To get to the modal logics, we must ask about the final coalgebra of a functor. Given some functor $F$, we may consider the greatest-fixed-point of F,

$G_F := \nu X . F(X) \equiv F(\nu X . F(X))$

This type will consist of infinite many layers in the shape of $F$. A term of this type represents a history for some coalgebra $S \rightarrow F(S)$. The final coalgebra is the (isomorphism) coalgebra $\text{fix} : G_F \rightarrow F(G_F)$ . What makes it final is the existence of, for any other $F$-coalgebra $c$ over the state $S$, a unique function $beh_c : S \rightarrow G_F$ identified by the coalgebra homomorphism property;

$beh_c$ will return the history of $c$, played forward from a given $S$.

The most well-known example of a greatest-fixed-point type is a stream. A stream of $A$s is the GFP of the functor

$F(X) := A \times X$

It will have infinite many layers, each consisting of a single $A$.

At first glance, it may seem that this is the correct notion of history.

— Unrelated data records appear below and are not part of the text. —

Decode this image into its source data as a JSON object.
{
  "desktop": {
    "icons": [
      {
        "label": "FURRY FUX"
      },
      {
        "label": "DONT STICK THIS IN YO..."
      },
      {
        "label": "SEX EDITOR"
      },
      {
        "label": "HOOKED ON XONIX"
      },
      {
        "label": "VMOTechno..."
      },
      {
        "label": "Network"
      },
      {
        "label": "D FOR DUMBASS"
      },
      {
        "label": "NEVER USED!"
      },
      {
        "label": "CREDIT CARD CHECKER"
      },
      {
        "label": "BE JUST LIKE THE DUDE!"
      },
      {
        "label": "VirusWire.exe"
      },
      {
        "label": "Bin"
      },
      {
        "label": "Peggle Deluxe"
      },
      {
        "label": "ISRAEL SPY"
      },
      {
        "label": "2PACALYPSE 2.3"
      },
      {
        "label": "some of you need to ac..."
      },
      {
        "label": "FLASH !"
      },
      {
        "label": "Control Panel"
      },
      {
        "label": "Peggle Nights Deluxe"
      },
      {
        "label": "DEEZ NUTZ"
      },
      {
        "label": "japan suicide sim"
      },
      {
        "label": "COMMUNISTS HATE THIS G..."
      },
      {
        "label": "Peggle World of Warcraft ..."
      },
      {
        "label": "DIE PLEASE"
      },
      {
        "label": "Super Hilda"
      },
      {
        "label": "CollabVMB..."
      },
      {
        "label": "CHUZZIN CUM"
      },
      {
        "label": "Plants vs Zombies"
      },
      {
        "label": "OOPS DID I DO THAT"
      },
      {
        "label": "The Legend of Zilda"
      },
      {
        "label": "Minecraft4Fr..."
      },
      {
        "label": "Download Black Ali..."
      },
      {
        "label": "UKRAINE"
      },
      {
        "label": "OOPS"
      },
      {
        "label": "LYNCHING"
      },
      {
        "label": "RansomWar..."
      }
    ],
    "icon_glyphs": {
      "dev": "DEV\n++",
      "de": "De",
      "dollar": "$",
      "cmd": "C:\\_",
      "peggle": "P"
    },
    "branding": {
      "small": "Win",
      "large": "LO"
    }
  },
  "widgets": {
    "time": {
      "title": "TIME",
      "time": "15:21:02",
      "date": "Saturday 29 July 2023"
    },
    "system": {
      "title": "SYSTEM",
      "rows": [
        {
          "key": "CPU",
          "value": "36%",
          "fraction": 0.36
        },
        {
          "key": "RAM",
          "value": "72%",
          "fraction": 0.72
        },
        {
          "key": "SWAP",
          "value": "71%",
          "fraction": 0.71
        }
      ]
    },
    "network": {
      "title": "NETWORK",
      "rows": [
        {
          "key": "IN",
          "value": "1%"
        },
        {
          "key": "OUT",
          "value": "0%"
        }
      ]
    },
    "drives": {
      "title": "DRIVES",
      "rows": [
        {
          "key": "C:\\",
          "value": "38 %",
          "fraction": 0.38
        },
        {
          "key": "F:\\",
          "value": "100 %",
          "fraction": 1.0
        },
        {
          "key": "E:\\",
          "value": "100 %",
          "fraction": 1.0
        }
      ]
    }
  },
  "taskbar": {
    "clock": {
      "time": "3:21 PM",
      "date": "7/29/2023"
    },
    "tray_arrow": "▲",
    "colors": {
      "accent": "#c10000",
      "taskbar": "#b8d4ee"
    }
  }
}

However, this isn't what the theory of coalgebra would actually suggest. A coalgebra whose history is a stream will be a deterministic function of type $S \rightarrow A \times S$ that outputs an $A$ at each time step. There is a well-developed theory of such coalgebras, going under the names "stream differential equations" or "behavioral differential equations".

The connection to differential equations is through the theory of analytic functions. A Taylor Series is a stream of coefficients defining an analytic function when it converges. From a system of differential equations, one can derive a recurrence relation which computes the coefficients of the Taylor Series representing a solution. See

Many core properties of differential equations still hold when generalizing to streams.

Unfortunately, concurrent programs are not deterministic. Because the agents can act in many different orders, they are not stream coalgebras. What are they? Well, we may observe that the powerset operation, $\mathcal{P}$, is a functor. We can define the functor map in Isabelle as;

fun power_map :: "('a ⇒ 'b) ⇒ ('a ⇒ bool) ⇒ 'b ⇒ bool" where
"power_map f pa b = (∃a. pa a ∧ b = f a)"

A relation between $S$ and itself can be viewed as a function from $S$ onto $\mathcal{P}(S)$. Doing this with a relation between worlds given from a Kripke frame, we have a coalgebraic formulation of the semantics of modal logic. We can easily do this with the Next relation, treating the states as possible worlds.

The coalgebraic approach to modal logic gives us substantial generalizations of a variety of modal concepts. You can find more details in